$3 trillion P8 pensions group to kick start Asian renewable fund

Group formed by HRH Prince Charles to meet P80 Asian group to launch vehicle for meeting $10bn per annum Copenhagen targets.

The P8, a group of the world’s biggest pension funds brought together privately by HRH Prince Charles, the Prince of Wales, is to meet with a broader group of Asian partner funds known as the P80 in Seoul next month, with the aim of kick-starting private capital to contribute to the $10bn per annum initial investment into low carbon energy projects in Asia identified at December’s Copenhagen COP-15 climate summit. The P8 group is actually twelve giant pension funds collectively managing $3 trillion in assets. It includes ABP, the giant pension plan for Dutch civil servants, CalPERS and CalSTRS, the two largest US pension funds, and the Universities Superannuation Scheme in the UK. The Seoul summit on June 16 is being hosted by the P8’s newest member, the National Pensions Service of Korea, which manages over $200bn in assets. The Korean government itself has signed up to domestic green initiatives valued at about $31bn. In a keynote presentation at this week’s Clean Investor 2010 conference in London organized by Responsible Investor, Aled Jones, deputy director at the Cambridge Programme for Sustainability Leadership and facilitator for the P8 Pensions Group, said the initiative was working with the Asian Development Bank,the International Finance Corporation and the UK government to structure an investment vehicle for Asian investment: “We’ll be bringing together probably around 20-30 Asian pension funds and some of the corporate banks to talk about a big institutional response.
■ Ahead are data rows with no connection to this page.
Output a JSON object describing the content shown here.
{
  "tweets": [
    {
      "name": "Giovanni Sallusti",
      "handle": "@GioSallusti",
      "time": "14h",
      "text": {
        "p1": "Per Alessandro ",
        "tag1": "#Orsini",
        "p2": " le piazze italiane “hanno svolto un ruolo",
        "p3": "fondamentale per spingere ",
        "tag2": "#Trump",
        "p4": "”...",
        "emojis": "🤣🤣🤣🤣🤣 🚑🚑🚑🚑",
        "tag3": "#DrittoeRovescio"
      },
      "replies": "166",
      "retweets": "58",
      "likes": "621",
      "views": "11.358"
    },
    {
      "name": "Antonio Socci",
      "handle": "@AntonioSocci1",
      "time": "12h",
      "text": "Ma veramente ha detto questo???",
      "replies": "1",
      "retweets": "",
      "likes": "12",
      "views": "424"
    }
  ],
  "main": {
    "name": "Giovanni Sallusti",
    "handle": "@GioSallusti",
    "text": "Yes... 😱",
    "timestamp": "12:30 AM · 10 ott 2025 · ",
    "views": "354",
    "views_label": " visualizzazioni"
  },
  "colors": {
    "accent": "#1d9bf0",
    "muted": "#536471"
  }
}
We hope to get close to launching something at that event that looks like a fund that tests the barriers that are out there. It won’t come anywhere solving the problem but it will be a significant percentage of the $10bn that is needed this year.”
The P8 did not say whether its US and European pension fund members would be committing capital to the new fund. The Copenhagen Accord, which was not ratified at the COP-15 meeting last year, but has gathered growing support from individual countries, includes target pledges of $10bn to developing countries for low carbon investment from 2010-2012 with an aim of increasing this to $100bn per annum from 2020.
Jones said the barriers to private/institutional investment in Asian green projects included a lack of fund diversification in developing countries, as well as lack of credibility/history, insufficient scale and an uncertain policy environment, all of which, he said, will form part of the discussion in Seoul.